The squealing piglets were born in late January at the Quinn Sow Farm, inside a row of white and silver barns at the end of a dirt and gravel lane about an hour southeast of Raleigh.
Nearly eight months later, on a rainy night in September, a salesman walked into a Tokyo restaurant and ordered a dish of sliced pork with steamed vegetables. Because he’s a regular, he knew the pork would be “sweet” and “delicious.”
This special pork, “Silky Pork,” is a big hit in Japan.
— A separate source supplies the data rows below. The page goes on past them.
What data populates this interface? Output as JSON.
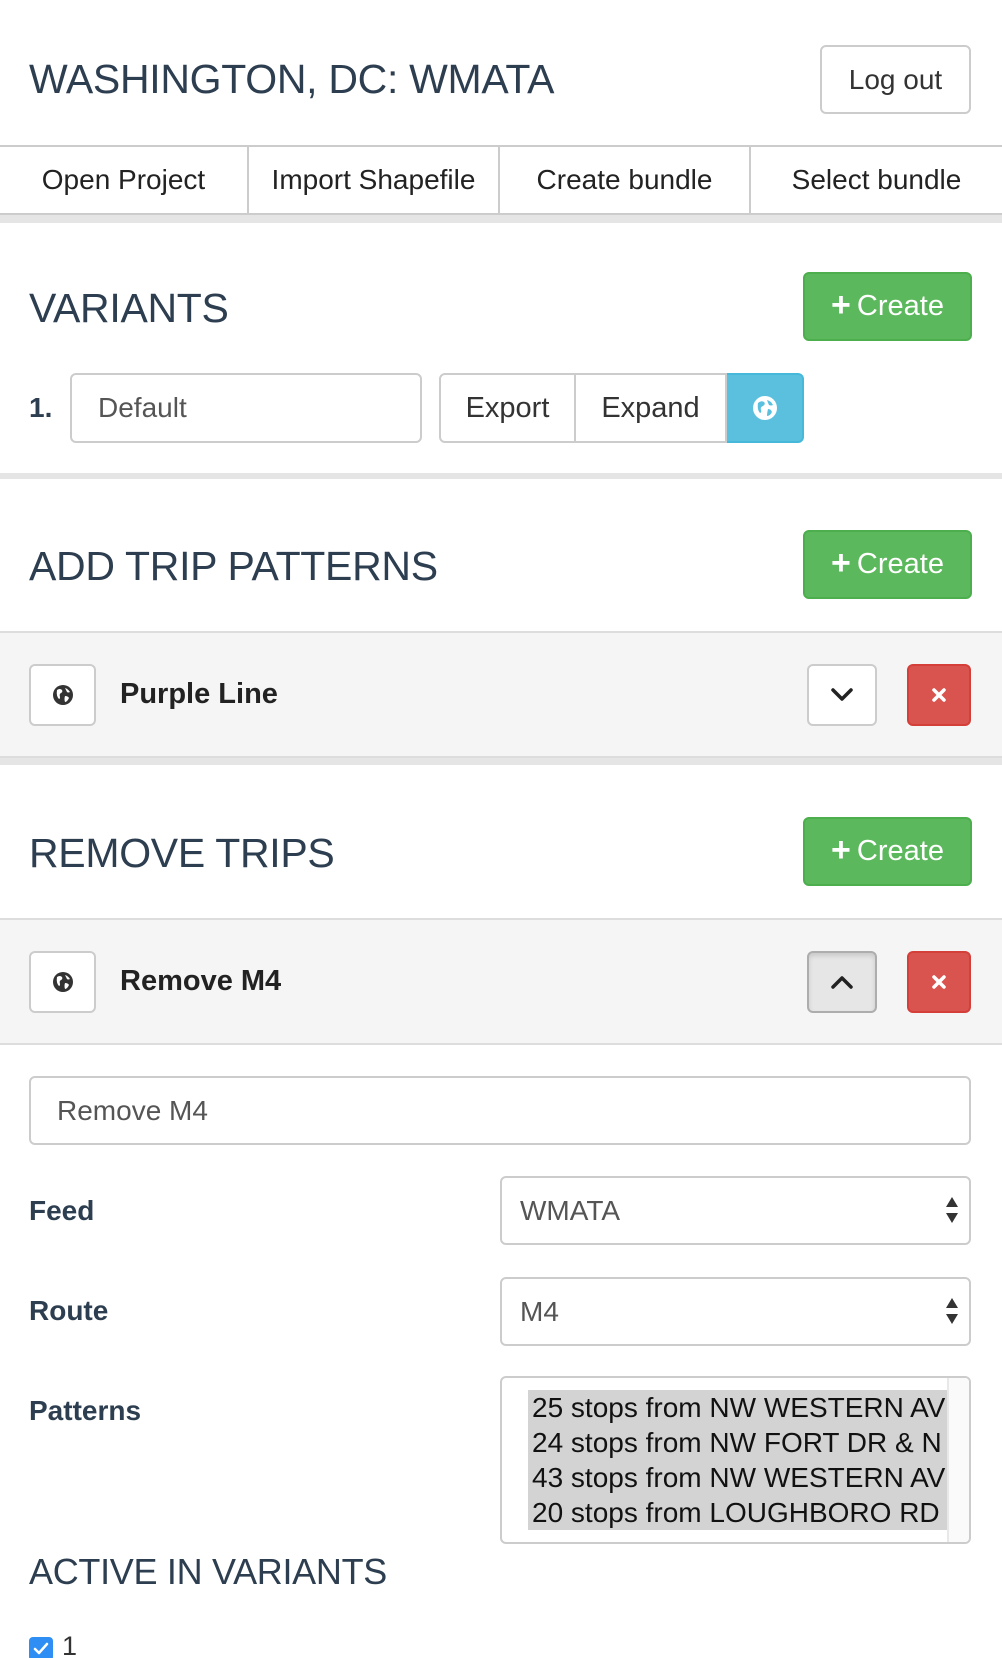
{
  "header": {
    "title": "WASHINGTON, DC: WMATA",
    "logout_label": "Log out"
  },
  "nav": {
    "tabs": [
      {
        "label": "Open Project"
      },
      {
        "label": "Import Shapefile"
      },
      {
        "label": "Create bundle"
      },
      {
        "label": "Select bundle"
      }
    ]
  },
  "variants": {
    "title": "VARIANTS",
    "create_label": "Create",
    "items": [
      {
        "number": "1.",
        "name": "Default",
        "export_label": "Export",
        "expand_label": "Expand",
        "icon": "globe-icon"
      }
    ]
  },
  "add_trip_patterns": {
    "title": "ADD TRIP PATTERNS",
    "create_label": "Create",
    "items": [
      {
        "label": "Purple Line",
        "expanded": false
      }
    ]
  },
  "remove_trips": {
    "title": "REMOVE TRIPS",
    "create_label": "Create",
    "items": [
      {
        "label": "Remove M4",
        "expanded": true
      }
    ]
  },
  "remove_form": {
    "name_value": "Remove M4",
    "feed_label": "Feed",
    "feed_value": "WMATA",
    "route_label": "Route",
    "route_value": "M4",
    "patterns_label": "Patterns",
    "patterns": [
      "25 stops from NW WESTERN AV",
      "24 stops from NW FORT DR & N",
      "43 stops from NW WESTERN AV",
      "20 stops from LOUGHBORO RD"
    ],
    "active_title": "ACTIVE IN VARIANTS",
    "active_variants": [
      {
        "label": "1",
        "checked": true
      }
    ]
  },
  "colors": {
    "success": "#5cb85c",
    "danger": "#d9534f",
    "info": "#5bc0de",
    "heading": "#2d3e50"
  }
}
It’s the invention of two brothers, Bob and Ted Ivey of Wayne County, whose breeding and feeding have produced a pig with premium cuts that have a bit more fat, a deeper color and a sweetness even machines can measure.
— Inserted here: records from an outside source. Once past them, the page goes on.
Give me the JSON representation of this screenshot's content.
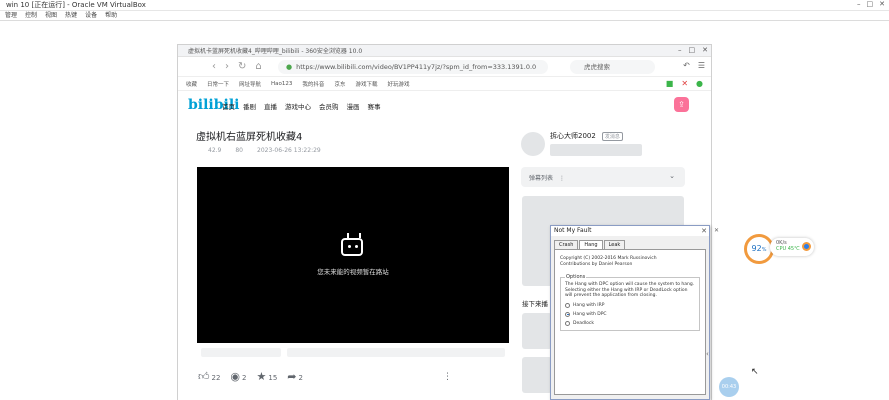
{
  "host": {
    "title": "win 10 [正在运行] - Oracle VM VirtualBox",
    "menu": [
      "管理",
      "控制",
      "视图",
      "热键",
      "设备",
      "帮助"
    ]
  },
  "browser": {
    "tab_title": "虚拟机卡蓝屏死机收藏4_哔哩哔哩_bilibili - 360安全浏览器 10.0",
    "url": "https://www.bilibili.com/video/BV1PP411y7jz/?spm_id_from=333.1391.0.0",
    "search_placeholder": "虎虎搜索",
    "bookmarks": [
      "收藏",
      "日常一下",
      "网址导航",
      "Hao123",
      "我的抖音",
      "京东",
      "游戏下载",
      "好玩游戏"
    ]
  },
  "bili": {
    "logo": "bilibili",
    "nav": [
      "首页",
      "番剧",
      "直播",
      "游戏中心",
      "会员购",
      "漫画",
      "赛事"
    ],
    "video_title": "虚拟机右蓝屏死机收藏4",
    "views": "42.9",
    "danmaku_count": "80",
    "date": "2023-06-26 13:22:29",
    "player_message": "您未来能的视频暂在路站",
    "actions": {
      "likes": "22",
      "coins": "2",
      "favorites": "15",
      "shares": "2"
    },
    "up_name": "拆心大师2002",
    "up_tag": "发消息",
    "danmaku_list_label": "弹幕列表",
    "next_label": "接下来播"
  },
  "nmf": {
    "title": "Not My Fault",
    "tabs": [
      "Crash",
      "Hang",
      "Leak"
    ],
    "copyright_1": "Copyright (C) 2002-2016 Mark Russinovich",
    "copyright_2": "Contributions by Daniel Pearson",
    "options_legend": "Options",
    "desc": "The Hang with DPC option will cause the system to hang. Selecting either the Hang with IRP or DeadLock option will prevent the application from closing.",
    "opt_irp": "Hang with IRP",
    "opt_dpc": "Hang with DPC",
    "opt_deadlock": "Deadlock"
  },
  "widget": {
    "percent": "92",
    "percent_sign": "%",
    "speed": "0K/s",
    "cpu": "CPU 45℃",
    "assist": "00:43"
  }
}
Read “High on the Hog,” a four-part series, starting Sunday.